Although divorce rates have fallen to their lowest level since the 1970s, separation continues to spike after the festive season.
Many attribute the stress and financial burden of trying to create the perfect Christmas as the reason why many married couples head for divorce in January.
Divorce Day, which falls on the first Monday back at work after the Christmas period and this year is on January 6, is when many look into the legal separation process. Family lawyers and support organisations receiving more enquiries in the New Year than at any other time.
There were 90,871 divorces in 2018, a decrease of 10.6 per cent compared with 2017 and the lowest number since 1971.
Couples are also staying married for longer before they divorce – 12.4 years for those divorcing in 2018, up from 9.6 years in 1996.
But analysts suggest that these figures are due in the main to marriages taking place later in life and often following a longer period of living together.
The decrease in divorce rates also reflects that there are far fewer marriages taking place overall, at nearly half the number of 1974.
Plymouth Live spoke with family lawyer Rebecca Moloney at Wolferstans, to find out more about how divorce rates have changed over the years.
“Unreasonable behaviour remains the most common reason for divorce with 51.9 per cent of wives and 36.8 per cent of husbands petitioning on this ground,” she said.
“At present, the only grounds for divorce in England and Wales is that the marriage has broken down irretrievably, through adultery, unreasonable behaviour, the rarely used ground of desertion, two years of separation where both parties agree to divorce, or five years’ separation in which case the consent of the other party is not required.”
Rebecca added: “There has been much discussion over the last twelve months about changing the law to allow for no-fault divorce, without the need for a long separation.

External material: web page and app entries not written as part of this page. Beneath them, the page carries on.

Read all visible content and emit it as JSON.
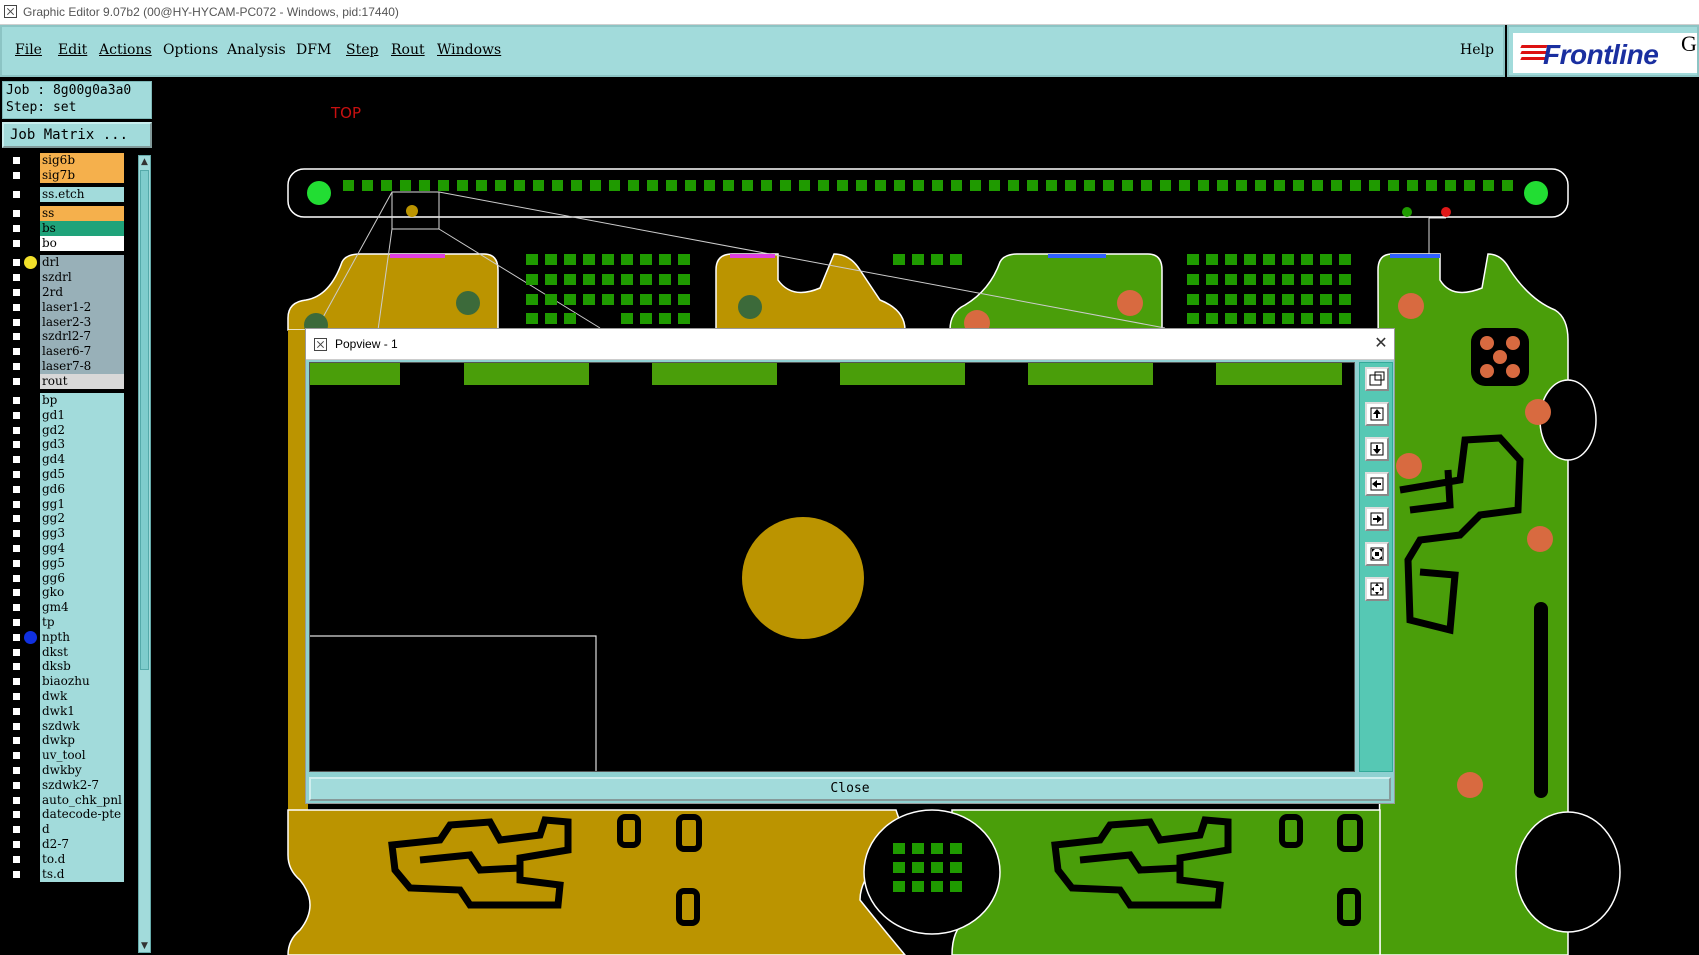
{
  "window": {
    "title": "Graphic Editor 9.07b2 (00@HY-HYCAM-PC072 - Windows, pid:17440)"
  },
  "menu": {
    "file": "File",
    "edit": "Edit",
    "actions": "Actions",
    "options": "Options",
    "analysis": "Analysis",
    "dfm": "DFM",
    "step": "Step",
    "rout": "Rout",
    "windows": "Windows",
    "help": "Help"
  },
  "brand": {
    "logo": "Frontline",
    "ge": "Ge"
  },
  "job": {
    "job_line": "Job : 8g00g0a3a0",
    "step_line": "Step: set",
    "matrix_button": "Job Matrix ..."
  },
  "layers": [
    {
      "name": "sig6b",
      "color": "#f5b04c",
      "dot": ""
    },
    {
      "name": "sig7b",
      "color": "#f5b04c",
      "dot": ""
    },
    {
      "name": "ss.etch",
      "color": "#a2dbdb",
      "dot": ""
    },
    {
      "name": "ss",
      "color": "#f5b04c",
      "dot": ""
    },
    {
      "name": "bs",
      "color": "#1fa37a",
      "dot": ""
    },
    {
      "name": "bo",
      "color": "#ffffff",
      "dot": ""
    },
    {
      "name": "drl",
      "color": "#98b0b8",
      "dot": "#f2e02a"
    },
    {
      "name": "szdrl",
      "color": "#98b0b8",
      "dot": ""
    },
    {
      "name": "2rd",
      "color": "#98b0b8",
      "dot": ""
    },
    {
      "name": "laser1-2",
      "color": "#98b0b8",
      "dot": ""
    },
    {
      "name": "laser2-3",
      "color": "#98b0b8",
      "dot": ""
    },
    {
      "name": "szdrl2-7",
      "color": "#98b0b8",
      "dot": ""
    },
    {
      "name": "laser6-7",
      "color": "#98b0b8",
      "dot": ""
    },
    {
      "name": "laser7-8",
      "color": "#98b0b8",
      "dot": ""
    },
    {
      "name": "rout",
      "color": "#d8d8d8",
      "dot": ""
    },
    {
      "name": "bp",
      "color": "#a2dbdb",
      "dot": ""
    },
    {
      "name": "gd1",
      "color": "#a2dbdb",
      "dot": ""
    },
    {
      "name": "gd2",
      "color": "#a2dbdb",
      "dot": ""
    },
    {
      "name": "gd3",
      "color": "#a2dbdb",
      "dot": ""
    },
    {
      "name": "gd4",
      "color": "#a2dbdb",
      "dot": ""
    },
    {
      "name": "gd5",
      "color": "#a2dbdb",
      "dot": ""
    },
    {
      "name": "gd6",
      "color": "#a2dbdb",
      "dot": ""
    },
    {
      "name": "gg1",
      "color": "#a2dbdb",
      "dot": ""
    },
    {
      "name": "gg2",
      "color": "#a2dbdb",
      "dot": ""
    },
    {
      "name": "gg3",
      "color": "#a2dbdb",
      "dot": ""
    },
    {
      "name": "gg4",
      "color": "#a2dbdb",
      "dot": ""
    },
    {
      "name": "gg5",
      "color": "#a2dbdb",
      "dot": ""
    },
    {
      "name": "gg6",
      "color": "#a2dbdb",
      "dot": ""
    },
    {
      "name": "gko",
      "color": "#a2dbdb",
      "dot": ""
    },
    {
      "name": "gm4",
      "color": "#a2dbdb",
      "dot": ""
    },
    {
      "name": "tp",
      "color": "#a2dbdb",
      "dot": ""
    },
    {
      "name": "npth",
      "color": "#a2dbdb",
      "dot": "#1030e0"
    },
    {
      "name": "dkst",
      "color": "#a2dbdb",
      "dot": ""
    },
    {
      "name": "dksb",
      "color": "#a2dbdb",
      "dot": ""
    },
    {
      "name": "biaozhu",
      "color": "#a2dbdb",
      "dot": ""
    },
    {
      "name": "dwk",
      "color": "#a2dbdb",
      "dot": ""
    },
    {
      "name": "dwk1",
      "color": "#a2dbdb",
      "dot": ""
    },
    {
      "name": "szdwk",
      "color": "#a2dbdb",
      "dot": ""
    },
    {
      "name": "dwkp",
      "color": "#a2dbdb",
      "dot": ""
    },
    {
      "name": "uv_tool",
      "color": "#a2dbdb",
      "dot": ""
    },
    {
      "name": "dwkby",
      "color": "#a2dbdb",
      "dot": ""
    },
    {
      "name": "szdwk2-7",
      "color": "#a2dbdb",
      "dot": ""
    },
    {
      "name": "auto_chk_pnl",
      "color": "#a2dbdb",
      "dot": ""
    },
    {
      "name": "datecode-pte",
      "color": "#a2dbdb",
      "dot": ""
    },
    {
      "name": "d",
      "color": "#a2dbdb",
      "dot": ""
    },
    {
      "name": "d2-7",
      "color": "#a2dbdb",
      "dot": ""
    },
    {
      "name": "to.d",
      "color": "#a2dbdb",
      "dot": ""
    },
    {
      "name": "ts.d",
      "color": "#a2dbdb",
      "dot": ""
    }
  ],
  "canvas": {
    "side_label": "TOP"
  },
  "popview": {
    "title": "Popview - 1",
    "close_button": "Close"
  },
  "colors": {
    "gold": "#bb9400",
    "green": "#4a9e0a",
    "pad_green": "#1f9a00",
    "orange": "#d86a40"
  }
}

“Such a change would hopefully allow couples deal with divorce in a more amicable way. We are still waiting for this legislation to go through Parliament and at present there is no confirmed timescale.”
At Wolferstans, the team recognises that clients need support to navigate the legal process. With help and guidance, Wolferstans can help you to separate in a non-confrontational way, which is particularly important when children are involved.
Wolferstans is a member of a Resolution which is an organisation made up of family lawyers and other professionals who promote a non-confrontational approach to resolving family disputes.
The solicitors adhere to the Resolution code of conduct in order to help separating couples deal with the consequences of relationship breakdown with as little acrimony as possible so that you can try to maintain a relationship for the benefit of your children in the future and avoid unnecessary conflict.
Wolferstans encourages parents to talk to their children and prepare the ground for separation and divorce, by avoiding accusations and placing blame or asking children to take sides.
Wolferstans has three solicitors who are trained to run cases through the Collaborative Law process.
Collaborative law aims to help you to resolve matters concerning family breakdown away from the court.
Both parties have their own Collaboratively trained lawyer and are supported to find a way forward in order to achieve the best possible outcome for your family.
The Collaborative law team at Wolferstans is made up of Vikki Martin, Phillip Thorneycroft and Rebecca Moloney, all of whom are experienced family solicitors who can advise on all aspects of relationship breakdown.
To find out more about divorce and separation, including the Collaborative law process, visit the Wolferstans website on www.wolferstans.com or contact the new client team on 01752 292288.